- Hard plastic lures (blue/white, red/white, yellow/green, yellow/red)
- Hard plastic rattling lures (blue, blue/silver, green/blue, silver)
- Metal lures (silver)
- Soft plastics (white, green/orange)
- Plastic poppers (red/white, blue/silver)
- Feather jigs (red/white, purple/black)
- Whole fish (blue mackerel)
The 625 lure tows around the Fish Rock complex allowed us to draw the following conclusions:
- Fish strikes were most prevalent during dawn (42%) and afternoon (33%), with fewer interactions (25%) during morning sampling.
- Over 18,000 sightings of fish were recorded.
- Over 3,600 fish reactions to lures were recorded.
- Over 100 fish strikes were recorded on the lures.
- Only one grey nurse shark was seen during the lure tows.
- No grey nurse interactions were recorded in 537 km of lure towing.
Researcher with jig and inline camera
Footage from the inline camera showing a jig about to land on a shark

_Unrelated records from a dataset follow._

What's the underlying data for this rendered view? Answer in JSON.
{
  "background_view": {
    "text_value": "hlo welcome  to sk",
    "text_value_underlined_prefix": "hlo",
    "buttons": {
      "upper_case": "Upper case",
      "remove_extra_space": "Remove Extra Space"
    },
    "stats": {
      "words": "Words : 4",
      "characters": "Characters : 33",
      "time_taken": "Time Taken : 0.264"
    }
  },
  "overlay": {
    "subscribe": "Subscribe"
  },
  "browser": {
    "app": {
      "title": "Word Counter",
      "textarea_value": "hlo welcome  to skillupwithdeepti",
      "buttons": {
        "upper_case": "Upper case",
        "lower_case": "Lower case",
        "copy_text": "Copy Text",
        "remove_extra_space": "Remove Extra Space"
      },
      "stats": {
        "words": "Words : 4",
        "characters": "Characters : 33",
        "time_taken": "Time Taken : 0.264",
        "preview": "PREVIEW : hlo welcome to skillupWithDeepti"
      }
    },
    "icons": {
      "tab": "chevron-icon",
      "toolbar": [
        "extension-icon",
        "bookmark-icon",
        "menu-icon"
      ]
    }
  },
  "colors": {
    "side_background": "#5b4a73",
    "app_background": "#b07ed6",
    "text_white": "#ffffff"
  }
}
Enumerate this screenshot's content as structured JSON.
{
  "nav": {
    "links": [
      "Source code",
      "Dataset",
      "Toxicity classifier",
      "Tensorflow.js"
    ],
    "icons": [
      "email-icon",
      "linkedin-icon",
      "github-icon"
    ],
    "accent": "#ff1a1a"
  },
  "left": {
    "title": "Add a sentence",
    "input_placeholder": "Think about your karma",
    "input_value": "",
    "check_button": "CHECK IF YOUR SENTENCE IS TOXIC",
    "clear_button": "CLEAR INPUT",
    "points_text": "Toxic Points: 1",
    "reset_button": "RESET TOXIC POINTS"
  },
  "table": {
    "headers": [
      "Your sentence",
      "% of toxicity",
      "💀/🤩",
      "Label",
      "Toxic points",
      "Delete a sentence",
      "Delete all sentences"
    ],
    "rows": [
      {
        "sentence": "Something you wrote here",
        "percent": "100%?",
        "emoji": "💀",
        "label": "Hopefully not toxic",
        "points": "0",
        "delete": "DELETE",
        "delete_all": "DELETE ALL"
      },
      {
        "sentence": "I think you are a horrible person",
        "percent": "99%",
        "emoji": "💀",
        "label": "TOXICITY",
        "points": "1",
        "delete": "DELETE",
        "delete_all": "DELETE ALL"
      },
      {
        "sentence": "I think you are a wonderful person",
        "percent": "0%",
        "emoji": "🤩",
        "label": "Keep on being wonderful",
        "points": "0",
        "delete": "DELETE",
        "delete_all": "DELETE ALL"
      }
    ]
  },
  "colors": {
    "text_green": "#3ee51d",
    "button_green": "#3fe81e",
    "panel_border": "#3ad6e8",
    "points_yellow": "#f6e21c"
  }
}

Vertical jigs were deployed using rod and reel, with results captured by an underwater video camera attached inline ~ 1 m above the jig. The camera allowed the lure to maintain a constant position in the camera’s field of view as it was jigged upwards. Two metal knife jigs (pink and green), and four types of soft plastics (blue, brown/white, green/orange and white) were tested in a series of five minute replicates. Two benthic jigs were also tested using the live-feed video cameras.
Vertical jigs were dropped and retrieved over 800 times in the presence of sharks. Over 92% of these drops landed in the gutter where sharks were located (proximate drops), with the jig passing within a body-length of a grey nurse shark in over 50% of these occasions. Key findings from the jig experiments are as follows:
- One in 20 proximate jig drops (5%) hit a grey nurse shark. 62% of hits occurred on the way down, 38% on retrieval. These may have snagged grey nurse sharks had the gear possessed working hooks.
- A further 6% of proximate drops were “line hits” or “near misses” passing within millimetres of sharks.
Grey nurse sharks attempted to bite the jig on only 6 occasions.
- All interactions occurred when the jig was close to the substratum, with grey nurse sharks not seen to actively chase any jigs.
- Grey nurse sharks interacted with benthic-oriented jigs in 55% of replicates. This usually involved sharks rubbing up alongside the jig, or the jig drifting onto the shark.
Conclusions of this study
Grey nurse sharks clearly interact with static baits deployed close to their aggregations. All bait types were taken at all times of day, and grey nurse sharks were the only bait-takers after dusk. Even the least taken bait types resulted in frequent (10%) shark interactions, demonstrating that bottom-set baits pose a high interaction risk when deployed around grey nurse shark aggregations.
None of the trolled attractants (lures and bait) elicited any reaction from grey nurse sharks. Although there may be indirect effects of sharks targeting fish that have been caught by lures, the lack of any interactions with trolled lures, and the low number of sharks recorded carrying lures suggests that trolling represents minimal direct risk to grey nurse sharks.
Knife jigs and soft plastic jigs pose risks to grey nurse sharks while fished close to the substratum. Most interactions occur through jigs hitting the shark, resulting in foul hooking. This can occur relatively frequently when fishing in close proximity to grey nurse shark aggregations. Benthic-oriented jigs had higher interaction rates than vertical jigs as they are deployed close to the substratum for longer periods of time.